“Marriage is the woman’s way of power. If you could offer me a position equal in authority to yours, I think both myself and the public could accept it.” Such a thing would never have happened under the old king, and it was a dreamy prospect. I bit my tongue. I shouldn’t have mentioned it, but I couldn’t help staring hopefully at Hunter.
For a full minute, he pursed his lips and stared at a volunteer pussy willow growing out of a thicket of tangled limbs. He spoke haltingly, “And puppies would be acceptable?”
I was not positive about that myself, but onlookers would not believe the change in standard unless I lead it with my head held high. I would face a good deal of questioning, and it started with Hunter. “They will happen if we are seen as equals.”
Hunter exhaled, and I wished I could admit how relieved I was, too. I wished I didn’t have wild moths beating to get out of my stomach. He shook his head, but he didn’t seem so tired anymore. “It’s a tall order, but I think I can convince the king you are the best candidate for liaison.”
“Liaison?” I knew what it was, but had assumed the position had ended with the occupation.
“Organizing festivals, enlightening me on your mysterious ways, that sort of things. The job has never been given to a woman before.”
“I think,” I paused, my head swimming with the weight of the tasks before me, “I think that would be acceptable.”
“You—we—would be responsible for merging customs and cultures.”
I was not convinced he planned to follow through on merging; he had uprooted every city dweller to provide housing for his citizens. Or maybe it was the king’s choice, and Hunter had no voice in the matter. I could hope that a merging would happen, and I was going to do the best I could.
“Do we plan the spring festival? I’ve heard it is supposed to be soon,” said Hunter.
I shook my head. “It is, but first, I want your best cook. One that isn’t pigheaded.”
He smiled. “After that hunger strike, I’m sure you are famished.”
“Fusion food. If you want to make a new culture, you have to start with the stomach. It will be the best way to start off the Festival. And the thing I really want is a pillow.”
“I will check what quarters are available.”

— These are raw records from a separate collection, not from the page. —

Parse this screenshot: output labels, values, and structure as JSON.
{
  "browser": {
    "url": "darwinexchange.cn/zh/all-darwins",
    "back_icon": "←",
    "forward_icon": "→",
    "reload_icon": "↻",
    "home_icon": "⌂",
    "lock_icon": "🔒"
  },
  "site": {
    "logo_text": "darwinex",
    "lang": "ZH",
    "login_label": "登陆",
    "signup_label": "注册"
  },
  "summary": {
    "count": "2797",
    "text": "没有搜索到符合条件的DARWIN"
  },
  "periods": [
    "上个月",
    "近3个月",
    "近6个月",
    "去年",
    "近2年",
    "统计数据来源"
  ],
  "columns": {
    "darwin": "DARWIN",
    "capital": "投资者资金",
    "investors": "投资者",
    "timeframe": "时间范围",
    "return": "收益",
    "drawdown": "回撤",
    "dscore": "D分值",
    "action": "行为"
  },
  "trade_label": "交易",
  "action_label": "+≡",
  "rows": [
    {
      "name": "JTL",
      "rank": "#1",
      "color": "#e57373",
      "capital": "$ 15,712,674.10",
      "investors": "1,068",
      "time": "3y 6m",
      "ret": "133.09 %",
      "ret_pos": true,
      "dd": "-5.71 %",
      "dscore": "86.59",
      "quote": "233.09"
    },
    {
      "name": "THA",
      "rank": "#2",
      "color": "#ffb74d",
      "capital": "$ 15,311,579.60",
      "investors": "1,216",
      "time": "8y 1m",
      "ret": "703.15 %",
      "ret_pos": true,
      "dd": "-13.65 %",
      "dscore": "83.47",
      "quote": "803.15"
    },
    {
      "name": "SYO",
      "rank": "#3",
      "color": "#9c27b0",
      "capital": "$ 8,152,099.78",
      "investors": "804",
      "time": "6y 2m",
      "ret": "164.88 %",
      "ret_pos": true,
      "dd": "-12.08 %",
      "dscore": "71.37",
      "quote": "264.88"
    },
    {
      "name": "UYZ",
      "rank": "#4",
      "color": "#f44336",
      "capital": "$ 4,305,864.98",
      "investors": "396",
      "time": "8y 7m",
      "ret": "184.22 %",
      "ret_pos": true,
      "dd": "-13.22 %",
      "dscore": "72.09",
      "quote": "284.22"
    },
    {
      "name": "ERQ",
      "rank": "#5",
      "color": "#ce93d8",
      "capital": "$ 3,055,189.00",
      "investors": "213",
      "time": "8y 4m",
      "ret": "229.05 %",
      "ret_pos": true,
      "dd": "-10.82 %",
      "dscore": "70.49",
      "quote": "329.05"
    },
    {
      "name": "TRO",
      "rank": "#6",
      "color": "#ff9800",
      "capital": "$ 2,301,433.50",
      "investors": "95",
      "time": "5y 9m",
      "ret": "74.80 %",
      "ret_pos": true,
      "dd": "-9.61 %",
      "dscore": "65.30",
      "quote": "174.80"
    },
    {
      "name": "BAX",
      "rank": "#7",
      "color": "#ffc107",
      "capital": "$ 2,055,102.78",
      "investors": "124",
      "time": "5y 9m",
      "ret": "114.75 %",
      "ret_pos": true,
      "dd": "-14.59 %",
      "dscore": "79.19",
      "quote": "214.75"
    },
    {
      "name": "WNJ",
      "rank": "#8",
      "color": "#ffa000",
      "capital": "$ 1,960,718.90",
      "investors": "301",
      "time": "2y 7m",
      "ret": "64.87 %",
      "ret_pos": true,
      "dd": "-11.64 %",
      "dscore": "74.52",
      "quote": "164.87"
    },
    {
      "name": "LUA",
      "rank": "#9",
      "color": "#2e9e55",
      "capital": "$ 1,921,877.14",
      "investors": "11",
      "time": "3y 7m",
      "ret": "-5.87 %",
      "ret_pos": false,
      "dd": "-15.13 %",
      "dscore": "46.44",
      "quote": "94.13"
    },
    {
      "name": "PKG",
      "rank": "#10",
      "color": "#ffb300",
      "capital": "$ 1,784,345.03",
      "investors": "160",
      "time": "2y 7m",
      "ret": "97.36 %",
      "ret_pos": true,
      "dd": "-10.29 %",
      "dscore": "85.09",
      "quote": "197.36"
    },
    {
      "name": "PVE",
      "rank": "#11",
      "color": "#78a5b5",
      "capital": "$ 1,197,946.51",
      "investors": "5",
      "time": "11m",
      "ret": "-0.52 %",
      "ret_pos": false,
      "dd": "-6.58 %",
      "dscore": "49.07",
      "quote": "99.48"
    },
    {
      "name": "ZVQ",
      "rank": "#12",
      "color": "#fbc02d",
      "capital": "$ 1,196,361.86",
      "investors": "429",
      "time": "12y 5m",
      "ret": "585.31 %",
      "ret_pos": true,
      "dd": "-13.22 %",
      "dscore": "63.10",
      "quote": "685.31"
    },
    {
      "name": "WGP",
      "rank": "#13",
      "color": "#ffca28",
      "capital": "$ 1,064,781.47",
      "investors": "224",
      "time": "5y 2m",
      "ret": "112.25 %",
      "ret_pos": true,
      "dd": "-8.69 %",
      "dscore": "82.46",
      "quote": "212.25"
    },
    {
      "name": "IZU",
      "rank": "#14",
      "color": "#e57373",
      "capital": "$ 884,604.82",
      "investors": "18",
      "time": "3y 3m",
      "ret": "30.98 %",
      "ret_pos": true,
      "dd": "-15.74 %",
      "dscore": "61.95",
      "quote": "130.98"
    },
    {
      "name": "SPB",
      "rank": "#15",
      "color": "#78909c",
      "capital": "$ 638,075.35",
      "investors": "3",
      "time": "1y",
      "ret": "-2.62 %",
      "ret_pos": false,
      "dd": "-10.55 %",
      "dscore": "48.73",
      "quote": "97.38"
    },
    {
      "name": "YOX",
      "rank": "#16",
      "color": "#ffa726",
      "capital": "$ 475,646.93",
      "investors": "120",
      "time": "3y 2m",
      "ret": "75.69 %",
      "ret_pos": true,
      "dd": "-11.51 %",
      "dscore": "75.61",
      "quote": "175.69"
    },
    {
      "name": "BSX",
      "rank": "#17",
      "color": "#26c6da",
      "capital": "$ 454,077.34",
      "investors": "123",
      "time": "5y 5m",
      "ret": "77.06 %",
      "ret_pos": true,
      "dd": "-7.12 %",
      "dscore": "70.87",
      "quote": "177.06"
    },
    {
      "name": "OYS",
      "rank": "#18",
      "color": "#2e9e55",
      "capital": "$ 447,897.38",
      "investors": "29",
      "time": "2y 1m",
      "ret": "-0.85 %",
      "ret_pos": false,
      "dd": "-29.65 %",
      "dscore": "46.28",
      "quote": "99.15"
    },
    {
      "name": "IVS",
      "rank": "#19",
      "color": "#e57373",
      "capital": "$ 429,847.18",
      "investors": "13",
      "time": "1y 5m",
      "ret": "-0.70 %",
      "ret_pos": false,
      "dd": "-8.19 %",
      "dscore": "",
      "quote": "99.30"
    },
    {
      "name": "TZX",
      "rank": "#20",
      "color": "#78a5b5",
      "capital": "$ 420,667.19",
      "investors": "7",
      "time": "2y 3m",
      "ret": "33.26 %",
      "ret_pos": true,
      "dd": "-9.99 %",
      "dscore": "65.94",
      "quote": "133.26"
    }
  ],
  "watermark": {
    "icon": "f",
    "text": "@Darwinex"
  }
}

“Good,” I said, my lips numb, and he turned on his heel and headed back to the castle. He didn’t look back to make sure I was coming.
Several minutes later, I looked to the cave entrance curtained by layers of dried hops vines, Belle watching me with perked ears.
I turned on my heel and headed back to the castle, my mind swirling with what I had done.